Effect of afferent renal nerve stimulation on blood pressure, heart rate and noradrenergic activity in conscious rats

K. P. Patel, M. M. Knuepfer

Research output: Contribution to journalArticle

32 Scopus citations


The effects of electrical stimulation of afferent renal nerves on arterial pressure, heart rate, and α-methyltyrosine-induced disappearance of norepinephrine in the hypothalamus, contralateral kidney, intestine, and skeletal muscle were studied in conscious rats. There was a significant increase in arterial pressure in response to afferent renal nerve stimulation. There was no significant change in the turnover of norepinephrine in the hypothalamus. However, there was a significant increase in the turnover of norepinephrine in the skeletal muscle, a tendency toward an increase in the intestine, and no change in the contralateral kidney. These results indicate that activation of afferent renal nerve fibers does not change noradrenergic activity in the hypothalamus yet produces a differential sympathetic outflow. Secondly, the increased turnover of norepinephrine in skeletal muscle may be contributing to.
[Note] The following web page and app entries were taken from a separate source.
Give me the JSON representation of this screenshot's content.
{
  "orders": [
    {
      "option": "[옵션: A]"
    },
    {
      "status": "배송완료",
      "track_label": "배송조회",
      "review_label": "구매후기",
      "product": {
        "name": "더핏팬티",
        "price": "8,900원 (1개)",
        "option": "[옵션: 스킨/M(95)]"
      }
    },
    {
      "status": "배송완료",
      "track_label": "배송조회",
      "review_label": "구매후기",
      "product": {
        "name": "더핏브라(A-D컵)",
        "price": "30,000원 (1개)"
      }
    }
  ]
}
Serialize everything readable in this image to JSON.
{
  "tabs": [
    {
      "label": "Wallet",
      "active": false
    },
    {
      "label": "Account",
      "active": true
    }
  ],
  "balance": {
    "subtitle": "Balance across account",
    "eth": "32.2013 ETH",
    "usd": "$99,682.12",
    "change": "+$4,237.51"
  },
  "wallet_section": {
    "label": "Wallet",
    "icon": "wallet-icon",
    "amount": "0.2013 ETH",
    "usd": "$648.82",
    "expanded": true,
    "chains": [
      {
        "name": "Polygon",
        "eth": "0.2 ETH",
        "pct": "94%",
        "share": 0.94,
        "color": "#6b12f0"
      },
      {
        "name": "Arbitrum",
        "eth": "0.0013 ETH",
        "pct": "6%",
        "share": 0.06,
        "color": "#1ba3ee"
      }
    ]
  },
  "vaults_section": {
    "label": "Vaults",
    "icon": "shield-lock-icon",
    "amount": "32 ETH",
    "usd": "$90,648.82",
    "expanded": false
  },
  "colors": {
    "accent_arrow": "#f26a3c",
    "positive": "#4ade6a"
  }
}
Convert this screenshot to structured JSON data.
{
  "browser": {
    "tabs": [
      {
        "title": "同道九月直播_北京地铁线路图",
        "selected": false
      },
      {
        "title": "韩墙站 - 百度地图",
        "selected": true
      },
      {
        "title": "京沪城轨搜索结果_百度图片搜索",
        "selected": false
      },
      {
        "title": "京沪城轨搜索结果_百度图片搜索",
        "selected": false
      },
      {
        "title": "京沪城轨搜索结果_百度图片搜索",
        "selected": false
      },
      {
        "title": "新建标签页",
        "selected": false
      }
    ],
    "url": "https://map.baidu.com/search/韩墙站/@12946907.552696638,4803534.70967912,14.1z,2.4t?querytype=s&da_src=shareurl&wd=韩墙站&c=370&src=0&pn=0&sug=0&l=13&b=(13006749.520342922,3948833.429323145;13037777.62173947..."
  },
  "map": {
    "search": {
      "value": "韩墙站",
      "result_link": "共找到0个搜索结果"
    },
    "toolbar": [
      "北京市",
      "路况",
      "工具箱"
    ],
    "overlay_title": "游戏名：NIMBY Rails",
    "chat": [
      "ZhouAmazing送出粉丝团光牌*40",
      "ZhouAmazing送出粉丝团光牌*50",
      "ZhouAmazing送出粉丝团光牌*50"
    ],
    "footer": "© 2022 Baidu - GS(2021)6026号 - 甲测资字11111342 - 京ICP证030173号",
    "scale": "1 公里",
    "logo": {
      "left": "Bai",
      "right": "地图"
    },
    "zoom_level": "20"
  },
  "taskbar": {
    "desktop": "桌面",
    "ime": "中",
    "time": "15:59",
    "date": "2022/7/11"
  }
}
Original languageEnglish (US)
Pages (from-to)121-130
Number of pages10
JournalJournal of the Autonomic Nervous System
Issue number2
StatePublished - Oct 1986



  • Afferent renal nerve
  • Blood pressure
  • Noradrenergic activity

ASJC Scopus subject areas

  • Neuroscience(all)
  • Physiology
  • Clinical Neurology

Cite this